TASK DESCRIPTION - For the lines from the one with "Serialize everything readable" to the end of the listing below, both ends included, give an exact copy and nothing more. Do not copy pictures.

────────────────────

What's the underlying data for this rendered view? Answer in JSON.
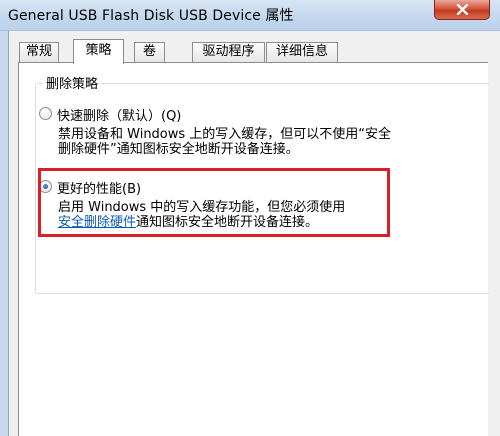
{
  "window": {
    "title": "General USB Flash Disk USB Device 属性"
  },
  "tabs": [
    {
      "label": "常规",
      "active": false
    },
    {
      "label": "策略",
      "active": true
    },
    {
      "label": "卷",
      "active": false
    },
    {
      "label": "驱动程序",
      "active": false
    },
    {
      "label": "详细信息",
      "active": false
    }
  ],
  "removal_policy": {
    "group_title": "删除策略",
    "options": [
      {
        "label": "快速删除（默认）(Q)",
        "selected": false,
        "desc_line1": "禁用设备和 Windows 上的写入缓存，但可以不使用“安全",
        "desc_line2": "删除硬件”通知图标安全地断开设备连接。"
      },
      {
        "label": "更好的性能(B)",
        "selected": true,
        "desc_line1": "启用 Windows 中的写入缓存功能，但您必须使用",
        "link_text": "安全删除硬件",
        "desc_line2_rest": "通知图标安全地断开设备连接。"
      }
    ]
  },
  "colors": {
    "highlight_box": "#d8202b",
    "link": "#0f5bb5",
    "title_bar": "#c4d8ee",
    "close_button": "#c23a1f"
  },
  "icons": {
    "close": "close-icon"
  }
}
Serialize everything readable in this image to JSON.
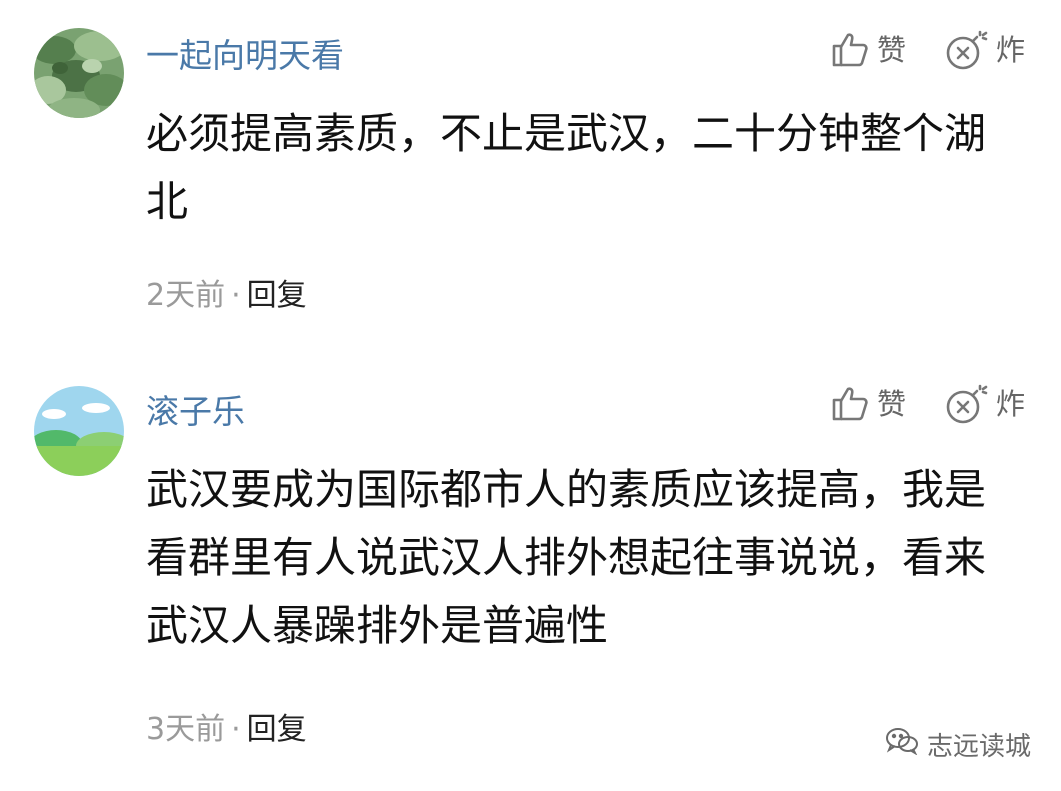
{
  "comments": [
    {
      "username": "一起向明天看",
      "text": "必须提高素质，不止是武汉，二十分钟整个湖北",
      "time": "2天前",
      "separator": "·",
      "reply_label": "回复",
      "like_label": "赞",
      "bomb_label": "炸",
      "avatar": "lotus-leaves-photo"
    },
    {
      "username": "滚子乐",
      "text": "武汉要成为国际都市人的素质应该提高，我是看群里有人说武汉人排外想起往事说说，看来武汉人暴躁排外是普遍性",
      "time": "3天前",
      "separator": "·",
      "reply_label": "回复",
      "like_label": "赞",
      "bomb_label": "炸",
      "avatar": "cartoon-landscape"
    }
  ],
  "watermark": {
    "text": "志远读城",
    "icon": "wechat-icon"
  },
  "colors": {
    "username": "#4a79a8",
    "text": "#111111",
    "meta": "#9a9a9a",
    "icon": "#777777"
  }
}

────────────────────

RESULT -
Serialize everything readable in this image to JSON.
{
  "comments": [
    {
      "username": "一起向明天看",
      "text": "必须提高素质，不止是武汉，二十分钟整个湖北",
      "time": "2天前",
      "separator": "·",
      "reply_label": "回复",
      "like_label": "赞",
      "bomb_label": "炸",
      "avatar": "lotus-leaves-photo"
    },
    {
      "username": "滚子乐",
      "text": "武汉要成为国际都市人的素质应该提高，我是看群里有人说武汉人排外想起往事说说，看来武汉人暴躁排外是普遍性",
      "time": "3天前",
      "separator": "·",
      "reply_label": "回复",
      "like_label": "赞",
      "bomb_label": "炸",
      "avatar": "cartoon-landscape"
    }
  ],
  "watermark": {
    "text": "志远读城",
    "icon": "wechat-icon"
  },
  "colors": {
    "username": "#4a79a8",
    "text": "#111111",
    "meta": "#9a9a9a",
    "icon": "#777777"
  }
}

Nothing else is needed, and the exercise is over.